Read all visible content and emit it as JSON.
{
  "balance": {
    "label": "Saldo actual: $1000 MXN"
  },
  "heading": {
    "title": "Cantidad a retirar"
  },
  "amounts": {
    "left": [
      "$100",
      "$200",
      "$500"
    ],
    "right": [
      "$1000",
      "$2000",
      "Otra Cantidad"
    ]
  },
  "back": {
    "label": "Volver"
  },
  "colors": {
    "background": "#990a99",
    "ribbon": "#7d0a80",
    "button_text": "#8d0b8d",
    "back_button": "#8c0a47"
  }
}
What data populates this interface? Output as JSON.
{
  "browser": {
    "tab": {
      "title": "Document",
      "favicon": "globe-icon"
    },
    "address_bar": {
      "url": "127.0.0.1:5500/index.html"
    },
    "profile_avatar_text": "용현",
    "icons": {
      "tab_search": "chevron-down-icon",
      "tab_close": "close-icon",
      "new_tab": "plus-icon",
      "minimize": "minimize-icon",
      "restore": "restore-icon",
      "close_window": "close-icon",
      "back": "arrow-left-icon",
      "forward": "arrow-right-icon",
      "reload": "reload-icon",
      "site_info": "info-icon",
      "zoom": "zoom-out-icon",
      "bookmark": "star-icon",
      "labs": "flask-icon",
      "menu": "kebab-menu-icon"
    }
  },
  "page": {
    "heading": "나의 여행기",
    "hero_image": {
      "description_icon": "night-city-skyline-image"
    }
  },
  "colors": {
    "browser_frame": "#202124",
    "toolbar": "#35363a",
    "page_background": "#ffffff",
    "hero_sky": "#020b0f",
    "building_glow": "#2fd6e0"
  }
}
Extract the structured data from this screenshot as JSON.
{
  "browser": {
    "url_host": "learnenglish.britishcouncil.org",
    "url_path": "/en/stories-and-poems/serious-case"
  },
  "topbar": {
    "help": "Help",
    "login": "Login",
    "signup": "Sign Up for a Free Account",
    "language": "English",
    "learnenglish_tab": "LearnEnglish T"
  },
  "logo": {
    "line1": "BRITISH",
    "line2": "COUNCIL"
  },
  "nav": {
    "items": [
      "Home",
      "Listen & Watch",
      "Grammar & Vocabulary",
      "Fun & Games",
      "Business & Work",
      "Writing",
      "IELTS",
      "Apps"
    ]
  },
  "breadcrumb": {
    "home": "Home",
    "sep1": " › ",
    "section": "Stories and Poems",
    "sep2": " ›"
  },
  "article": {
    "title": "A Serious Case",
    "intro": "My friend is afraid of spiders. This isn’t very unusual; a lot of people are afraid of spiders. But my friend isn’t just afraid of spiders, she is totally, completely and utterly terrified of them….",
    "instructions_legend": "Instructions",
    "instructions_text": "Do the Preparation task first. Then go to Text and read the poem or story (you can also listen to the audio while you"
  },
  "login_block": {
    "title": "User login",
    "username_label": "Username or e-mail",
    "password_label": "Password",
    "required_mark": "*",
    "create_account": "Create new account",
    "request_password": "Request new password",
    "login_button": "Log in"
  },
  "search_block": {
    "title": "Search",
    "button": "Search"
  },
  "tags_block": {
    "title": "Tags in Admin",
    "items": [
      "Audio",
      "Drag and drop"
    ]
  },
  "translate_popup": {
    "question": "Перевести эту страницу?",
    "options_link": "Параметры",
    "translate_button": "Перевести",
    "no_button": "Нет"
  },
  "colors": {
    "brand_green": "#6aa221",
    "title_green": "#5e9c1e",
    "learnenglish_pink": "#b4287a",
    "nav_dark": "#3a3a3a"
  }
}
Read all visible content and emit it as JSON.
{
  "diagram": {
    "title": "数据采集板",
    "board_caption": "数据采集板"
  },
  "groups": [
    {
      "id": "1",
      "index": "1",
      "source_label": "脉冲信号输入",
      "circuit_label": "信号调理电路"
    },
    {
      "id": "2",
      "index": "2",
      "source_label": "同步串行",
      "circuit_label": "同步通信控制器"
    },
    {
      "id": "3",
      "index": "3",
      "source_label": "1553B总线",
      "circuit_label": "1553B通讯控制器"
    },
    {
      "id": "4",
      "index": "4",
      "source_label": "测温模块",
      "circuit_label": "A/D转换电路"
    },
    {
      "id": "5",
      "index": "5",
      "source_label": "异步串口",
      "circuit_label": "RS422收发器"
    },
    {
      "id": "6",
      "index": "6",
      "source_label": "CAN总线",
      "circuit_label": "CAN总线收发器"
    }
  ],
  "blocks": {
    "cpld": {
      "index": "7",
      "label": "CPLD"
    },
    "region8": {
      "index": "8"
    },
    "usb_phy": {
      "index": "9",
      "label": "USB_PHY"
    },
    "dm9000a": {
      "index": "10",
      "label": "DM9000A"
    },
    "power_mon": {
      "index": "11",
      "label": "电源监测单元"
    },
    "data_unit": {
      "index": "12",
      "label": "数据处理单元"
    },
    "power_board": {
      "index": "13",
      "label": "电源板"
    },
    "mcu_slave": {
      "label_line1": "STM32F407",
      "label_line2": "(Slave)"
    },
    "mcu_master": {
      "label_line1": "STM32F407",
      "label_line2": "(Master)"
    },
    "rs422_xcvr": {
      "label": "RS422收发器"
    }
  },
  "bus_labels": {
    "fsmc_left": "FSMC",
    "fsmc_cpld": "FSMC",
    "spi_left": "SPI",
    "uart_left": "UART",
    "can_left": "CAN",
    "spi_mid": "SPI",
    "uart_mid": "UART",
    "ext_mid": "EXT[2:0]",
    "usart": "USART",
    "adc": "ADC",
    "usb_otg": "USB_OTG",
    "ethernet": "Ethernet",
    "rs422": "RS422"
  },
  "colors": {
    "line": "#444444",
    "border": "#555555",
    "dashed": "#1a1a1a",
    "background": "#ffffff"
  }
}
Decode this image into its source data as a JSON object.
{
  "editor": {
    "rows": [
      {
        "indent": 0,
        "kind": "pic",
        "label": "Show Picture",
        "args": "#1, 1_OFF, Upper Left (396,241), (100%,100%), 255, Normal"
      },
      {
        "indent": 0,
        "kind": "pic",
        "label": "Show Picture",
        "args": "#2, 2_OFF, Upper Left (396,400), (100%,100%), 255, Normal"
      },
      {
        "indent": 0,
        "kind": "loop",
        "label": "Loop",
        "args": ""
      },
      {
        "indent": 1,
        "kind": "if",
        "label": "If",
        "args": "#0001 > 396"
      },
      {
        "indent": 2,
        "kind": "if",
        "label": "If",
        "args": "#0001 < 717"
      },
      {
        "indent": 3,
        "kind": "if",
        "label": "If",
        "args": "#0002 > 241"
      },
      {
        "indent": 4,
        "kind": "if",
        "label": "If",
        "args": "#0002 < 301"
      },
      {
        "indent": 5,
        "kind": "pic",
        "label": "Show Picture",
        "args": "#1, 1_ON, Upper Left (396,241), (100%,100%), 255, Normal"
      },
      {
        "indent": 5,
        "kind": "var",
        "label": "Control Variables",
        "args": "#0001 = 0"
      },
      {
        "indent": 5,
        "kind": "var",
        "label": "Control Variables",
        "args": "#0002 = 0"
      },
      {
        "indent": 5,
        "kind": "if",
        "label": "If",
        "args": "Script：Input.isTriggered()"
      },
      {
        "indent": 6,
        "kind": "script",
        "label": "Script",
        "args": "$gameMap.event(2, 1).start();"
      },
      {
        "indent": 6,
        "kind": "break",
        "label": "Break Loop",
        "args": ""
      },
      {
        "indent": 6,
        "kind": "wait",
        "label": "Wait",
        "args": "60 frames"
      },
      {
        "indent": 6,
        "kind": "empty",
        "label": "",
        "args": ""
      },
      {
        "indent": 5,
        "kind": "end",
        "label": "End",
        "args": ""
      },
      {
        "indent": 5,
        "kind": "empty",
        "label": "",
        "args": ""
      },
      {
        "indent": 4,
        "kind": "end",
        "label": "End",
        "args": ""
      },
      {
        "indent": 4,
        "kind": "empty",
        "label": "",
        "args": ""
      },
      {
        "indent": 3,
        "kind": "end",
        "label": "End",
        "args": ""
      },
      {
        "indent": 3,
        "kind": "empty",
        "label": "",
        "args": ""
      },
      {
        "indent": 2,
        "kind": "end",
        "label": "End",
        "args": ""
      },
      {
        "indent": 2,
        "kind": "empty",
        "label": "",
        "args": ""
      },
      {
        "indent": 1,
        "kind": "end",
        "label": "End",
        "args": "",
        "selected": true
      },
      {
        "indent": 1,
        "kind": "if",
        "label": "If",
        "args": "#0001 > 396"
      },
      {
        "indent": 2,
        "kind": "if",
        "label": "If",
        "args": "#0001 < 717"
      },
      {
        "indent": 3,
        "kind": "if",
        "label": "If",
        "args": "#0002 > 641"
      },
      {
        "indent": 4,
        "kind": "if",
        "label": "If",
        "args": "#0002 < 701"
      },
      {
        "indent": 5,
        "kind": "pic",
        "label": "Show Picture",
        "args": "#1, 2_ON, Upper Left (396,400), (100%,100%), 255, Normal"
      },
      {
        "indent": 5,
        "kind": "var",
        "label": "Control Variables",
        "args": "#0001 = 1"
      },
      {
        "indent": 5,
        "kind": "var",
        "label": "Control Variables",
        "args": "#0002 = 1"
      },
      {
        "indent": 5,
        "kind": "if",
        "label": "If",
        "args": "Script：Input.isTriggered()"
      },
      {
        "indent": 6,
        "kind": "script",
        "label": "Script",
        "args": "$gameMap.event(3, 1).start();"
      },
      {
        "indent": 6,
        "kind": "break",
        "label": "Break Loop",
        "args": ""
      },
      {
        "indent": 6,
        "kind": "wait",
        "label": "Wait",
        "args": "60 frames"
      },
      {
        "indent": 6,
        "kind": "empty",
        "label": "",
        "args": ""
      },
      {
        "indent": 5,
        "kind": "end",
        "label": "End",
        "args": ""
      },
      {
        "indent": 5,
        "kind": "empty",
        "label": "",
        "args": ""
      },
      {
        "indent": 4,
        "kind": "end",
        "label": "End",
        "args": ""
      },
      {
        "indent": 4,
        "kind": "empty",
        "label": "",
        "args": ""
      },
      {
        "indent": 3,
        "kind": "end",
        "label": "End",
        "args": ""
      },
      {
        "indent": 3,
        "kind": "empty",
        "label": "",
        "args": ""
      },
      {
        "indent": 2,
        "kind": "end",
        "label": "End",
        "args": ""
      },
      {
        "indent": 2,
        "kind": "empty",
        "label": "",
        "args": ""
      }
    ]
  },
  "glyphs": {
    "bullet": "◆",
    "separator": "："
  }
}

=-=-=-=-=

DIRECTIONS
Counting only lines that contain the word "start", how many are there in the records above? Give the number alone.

WRITTEN REPLY
2